Once upon a simpler time there was little question about whether or not your tea — or any other food or beverage, for that matter — was organically grown. For there once was a time when the pesticides and chemical fertilizers that disqualify a food from being labeled “organic” simply did not exist.
Of course, times have changed and nowadays there are an ever-increasing number of health-conscious consumers who are concerned about how their food and beverages are being produced. In addition to the increasingly popular local food and fair trade movements, there are also more shoppers who are looking to see if their items are being produced organically.
But what exactly does that mean? According to the Organic Trade Association (OTA), “organic refers to the way agricultural products — food and fiber — are grown and processed. Organic production is based on a system of farming that maintains and replenishes soil fertility without the use of toxic and persistent pesticides and fertilizers. The use of genetic engineering, sewage sludge, cloning, and irradiation are prohibited in organic production and processing.” In the United States, organic certification is overseen by state and other agencies that have been approved by the US Department of Agriculture.
Sales of organic products have seen a dramatic upswing in the past few decades, according to the OTA. They estimate that in the United States sales of organic food and beverages have increased from $1 billion in 1990 to about $20 billion in 2007. From 2007 to 2010 the OTA estimated that organic food and beverage sales would increase an average of 18 percent annually.

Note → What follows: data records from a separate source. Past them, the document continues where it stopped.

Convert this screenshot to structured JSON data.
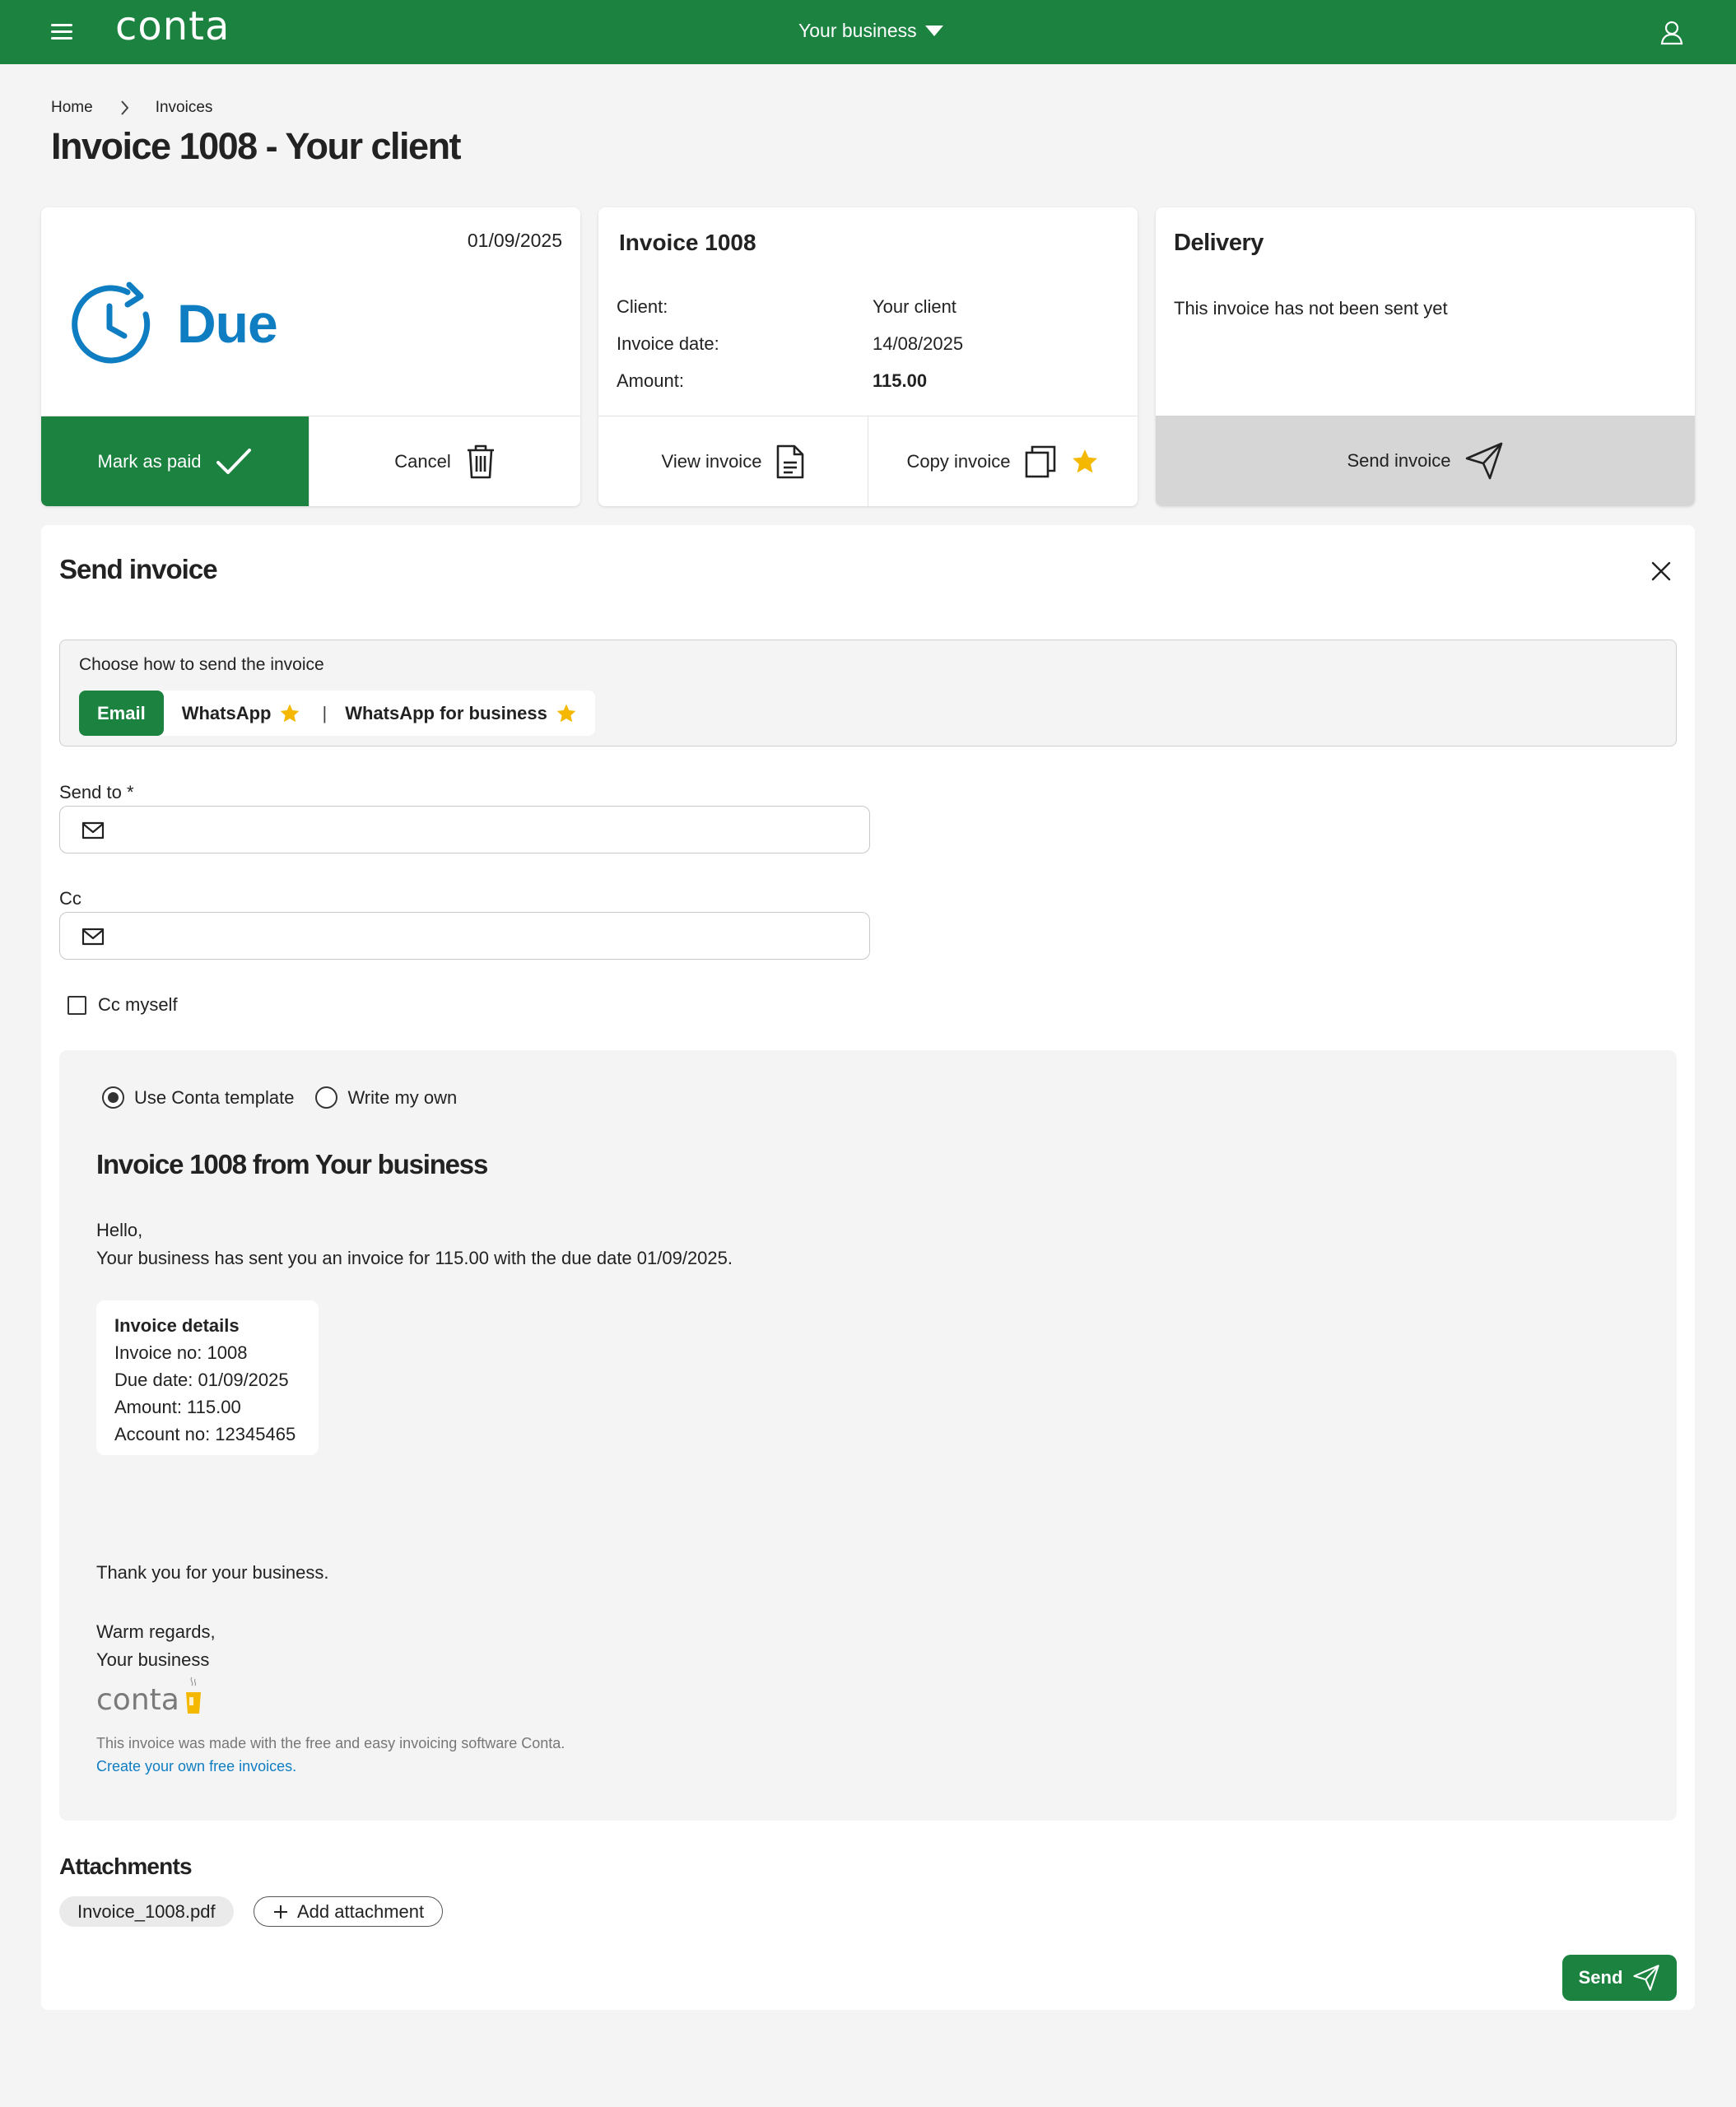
{
  "header": {
    "logo": "conta",
    "business_selector": "Your business",
    "colors": {
      "brand": "#1b8240",
      "accent_blue": "#0f7dc2",
      "star": "#f5b800"
    },
    "icons": [
      "menu-icon",
      "chevron-down-icon",
      "user-icon"
    ]
  },
  "breadcrumb": {
    "home": "Home",
    "current": "Invoices"
  },
  "page_title": "Invoice 1008 - Your client",
  "status_card": {
    "date": "01/09/2025",
    "status": "Due",
    "mark_paid_label": "Mark as paid",
    "cancel_label": "Cancel"
  },
  "invoice_card": {
    "heading": "Invoice 1008",
    "client_label": "Client:",
    "client_value": "Your client",
    "date_label": "Invoice date:",
    "date_value": "14/08/2025",
    "amount_label": "Amount:",
    "amount_value": "115.00",
    "view_label": "View invoice",
    "copy_label": "Copy invoice"
  },
  "delivery_card": {
    "heading": "Delivery",
    "text": "This invoice has not been sent yet",
    "send_label": "Send invoice"
  },
  "send_panel": {
    "title": "Send invoice",
    "method_label": "Choose how to send the invoice",
    "methods": [
      "Email",
      "WhatsApp",
      "WhatsApp for business"
    ],
    "separator": "|",
    "send_to_label": "Send to",
    "required_mark": "*",
    "send_to_value": "",
    "cc_label": "Cc",
    "cc_value": "",
    "cc_myself_label": "Cc myself",
    "template_options": [
      "Use Conta template",
      "Write my own"
    ],
    "selected_template": "Use Conta template",
    "subject": "Invoice 1008 from Your business",
    "greeting": "Hello,",
    "intro": "Your business has sent you an invoice for 115.00 with the due date 01/09/2025.",
    "details_title": "Invoice details",
    "details": [
      "Invoice no: 1008",
      "Due date: 01/09/2025",
      "Amount: 115.00",
      "Account no: 12345465"
    ],
    "thanks": "Thank you for your business.",
    "regards": "Warm regards,",
    "signature": "Your business",
    "footer_logo": "conta",
    "footer_text": "This invoice was made with the free and easy invoicing software Conta.",
    "footer_link": "Create your own free invoices.",
    "attachments_title": "Attachments",
    "attachment_file": "Invoice_1008.pdf",
    "add_attachment_label": "Add attachment",
    "send_button": "Send"
  }
}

While numbers on the size and growth of the organic tea industry aren’t readily available, a glance at store shelves and merchant web sites shows that things have improved considerably in this arena. More offerings are on display than one would have encountered even a decade ago and more are turning up all the time.
One study on organic tea in Taiwan indicated that plantings there have grown from five hectares in 1996 to 76 hectares in 2004. While these are modest numbers, it’s not unreasonable to speculate that they’re indicative of an increasing interest in organic tea everywhere.
Check out William’s blog, Tea Guy Speaks, for more great posts!